Show all lines of the entries in which the word "Search" is found.

SUPPLIED DATA:
'''

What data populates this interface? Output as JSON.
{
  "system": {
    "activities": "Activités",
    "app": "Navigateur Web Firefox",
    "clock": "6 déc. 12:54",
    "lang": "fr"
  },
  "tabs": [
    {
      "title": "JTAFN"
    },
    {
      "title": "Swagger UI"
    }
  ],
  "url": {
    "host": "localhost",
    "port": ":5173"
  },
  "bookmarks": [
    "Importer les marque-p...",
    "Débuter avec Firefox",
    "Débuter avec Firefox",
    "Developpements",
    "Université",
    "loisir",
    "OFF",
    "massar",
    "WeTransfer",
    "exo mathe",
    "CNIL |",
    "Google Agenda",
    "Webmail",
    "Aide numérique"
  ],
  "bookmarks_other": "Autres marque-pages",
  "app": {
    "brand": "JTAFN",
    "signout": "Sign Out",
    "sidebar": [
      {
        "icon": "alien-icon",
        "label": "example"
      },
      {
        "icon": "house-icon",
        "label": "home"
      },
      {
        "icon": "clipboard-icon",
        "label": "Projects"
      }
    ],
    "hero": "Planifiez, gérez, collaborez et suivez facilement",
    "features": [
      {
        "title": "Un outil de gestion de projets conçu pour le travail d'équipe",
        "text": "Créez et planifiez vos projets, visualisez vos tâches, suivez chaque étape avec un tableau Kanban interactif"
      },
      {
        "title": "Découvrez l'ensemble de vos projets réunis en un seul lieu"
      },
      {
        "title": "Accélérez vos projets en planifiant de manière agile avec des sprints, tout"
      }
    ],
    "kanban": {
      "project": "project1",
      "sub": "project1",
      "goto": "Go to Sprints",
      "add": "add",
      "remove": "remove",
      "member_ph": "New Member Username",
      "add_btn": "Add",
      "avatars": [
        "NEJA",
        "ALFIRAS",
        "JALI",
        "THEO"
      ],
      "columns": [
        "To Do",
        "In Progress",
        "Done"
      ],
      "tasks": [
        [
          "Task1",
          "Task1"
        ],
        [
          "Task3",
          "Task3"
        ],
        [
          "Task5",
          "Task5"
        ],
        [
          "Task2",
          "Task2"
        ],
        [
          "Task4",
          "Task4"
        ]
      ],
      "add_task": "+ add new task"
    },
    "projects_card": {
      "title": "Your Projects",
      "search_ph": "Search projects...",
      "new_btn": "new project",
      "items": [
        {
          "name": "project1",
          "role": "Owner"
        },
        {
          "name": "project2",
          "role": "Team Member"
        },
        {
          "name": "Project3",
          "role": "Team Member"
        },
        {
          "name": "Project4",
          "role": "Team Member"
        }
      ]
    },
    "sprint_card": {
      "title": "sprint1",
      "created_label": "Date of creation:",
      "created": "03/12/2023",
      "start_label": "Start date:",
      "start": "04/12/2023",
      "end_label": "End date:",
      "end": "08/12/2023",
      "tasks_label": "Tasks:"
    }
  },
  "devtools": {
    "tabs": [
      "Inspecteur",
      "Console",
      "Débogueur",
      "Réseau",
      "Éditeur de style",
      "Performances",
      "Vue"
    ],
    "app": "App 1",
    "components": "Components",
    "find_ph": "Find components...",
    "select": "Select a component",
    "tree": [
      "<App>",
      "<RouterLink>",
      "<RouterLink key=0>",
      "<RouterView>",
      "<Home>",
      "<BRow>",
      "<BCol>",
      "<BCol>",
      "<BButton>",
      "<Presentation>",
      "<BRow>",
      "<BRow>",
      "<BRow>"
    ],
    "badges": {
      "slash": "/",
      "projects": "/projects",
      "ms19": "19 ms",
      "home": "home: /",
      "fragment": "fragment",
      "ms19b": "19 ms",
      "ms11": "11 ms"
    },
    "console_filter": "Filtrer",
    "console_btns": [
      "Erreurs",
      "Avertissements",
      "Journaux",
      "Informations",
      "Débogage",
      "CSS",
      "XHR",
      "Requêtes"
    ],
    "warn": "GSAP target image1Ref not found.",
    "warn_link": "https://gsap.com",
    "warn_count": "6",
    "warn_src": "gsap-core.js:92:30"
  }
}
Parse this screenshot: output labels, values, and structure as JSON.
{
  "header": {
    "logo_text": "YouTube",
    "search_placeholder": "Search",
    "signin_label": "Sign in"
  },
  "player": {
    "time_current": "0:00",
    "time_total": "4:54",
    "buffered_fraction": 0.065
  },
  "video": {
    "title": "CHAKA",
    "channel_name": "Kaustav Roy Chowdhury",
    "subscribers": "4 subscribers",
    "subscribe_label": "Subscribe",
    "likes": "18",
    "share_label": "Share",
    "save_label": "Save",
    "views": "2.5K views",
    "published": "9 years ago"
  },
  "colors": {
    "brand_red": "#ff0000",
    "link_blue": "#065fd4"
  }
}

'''

YOUR RESPONSE:
      "search_ph": "Search projects...",
    "search_placeholder": "Search",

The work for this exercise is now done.